Biography: Jane Cleland-Huang is the Frank M. Freimann Professor of Computer Science Chair and Department Chair of Computer Science and Engineering at the University of Notre Dame. Her research interests focus on Requirements Engineering, Software and Systems Traceability, and Safety Assurance for Cyber-Physical Systems (CPS). She is the Project Lead on the DroneResponse project which was initially developed as a research platform for supporting Software Engineering research in multi-agent CPS, but is now the core platform for a commercial system for deploying small Unmanned Aerial Systems (sUAS) in Emergency Response scenarios.
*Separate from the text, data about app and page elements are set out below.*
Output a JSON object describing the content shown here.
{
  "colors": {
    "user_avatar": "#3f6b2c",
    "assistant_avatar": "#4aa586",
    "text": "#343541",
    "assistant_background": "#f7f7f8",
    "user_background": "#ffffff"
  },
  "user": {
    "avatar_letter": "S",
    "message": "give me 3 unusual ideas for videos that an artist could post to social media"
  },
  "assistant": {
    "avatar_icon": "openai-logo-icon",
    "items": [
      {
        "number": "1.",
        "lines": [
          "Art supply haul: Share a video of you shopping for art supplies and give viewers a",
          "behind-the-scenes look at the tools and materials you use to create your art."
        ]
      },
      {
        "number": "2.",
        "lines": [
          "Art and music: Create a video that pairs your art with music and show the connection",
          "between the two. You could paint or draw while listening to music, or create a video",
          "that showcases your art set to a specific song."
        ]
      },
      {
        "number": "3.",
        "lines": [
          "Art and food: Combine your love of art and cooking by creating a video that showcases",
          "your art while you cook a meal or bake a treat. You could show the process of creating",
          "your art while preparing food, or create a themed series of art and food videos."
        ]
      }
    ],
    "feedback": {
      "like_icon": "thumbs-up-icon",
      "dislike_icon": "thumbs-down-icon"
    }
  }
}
Jane has served as Program Chair for several conferences including the IEEE Requirements Engineering Conference (2010), ESEC/FSE (2014), ICSE (2020), CAIN (2022), and SPLC (2022). She has previously served as Associate Editor of IEEE Transactions on Software Engineering and on the IEEE Software editorial board, and currently serves as Chair of IFIP 2.9 Working group on Requirements Engineering, and on the Editorial Boards for Communications of the ACM abd Springer Verlag Requirements Engineering journal.
Along with members of her research group she has been the recipient of seven ACM SIGSOFT Distinguished Paper awards, and the Mannfred Paul award for Excellence in Software Theory and Practice. Jane is committed to supporting a diverse, equitable, and inclusive community of Software Engineering researchers and envisions a future in which our research community is truly reflective of the population around us. She is also passionate about impacting the world in a positive way through technology transfer that takes research into practice, and as a result is currently engaged in two spin-off companies – DroneResponse and SAFA.”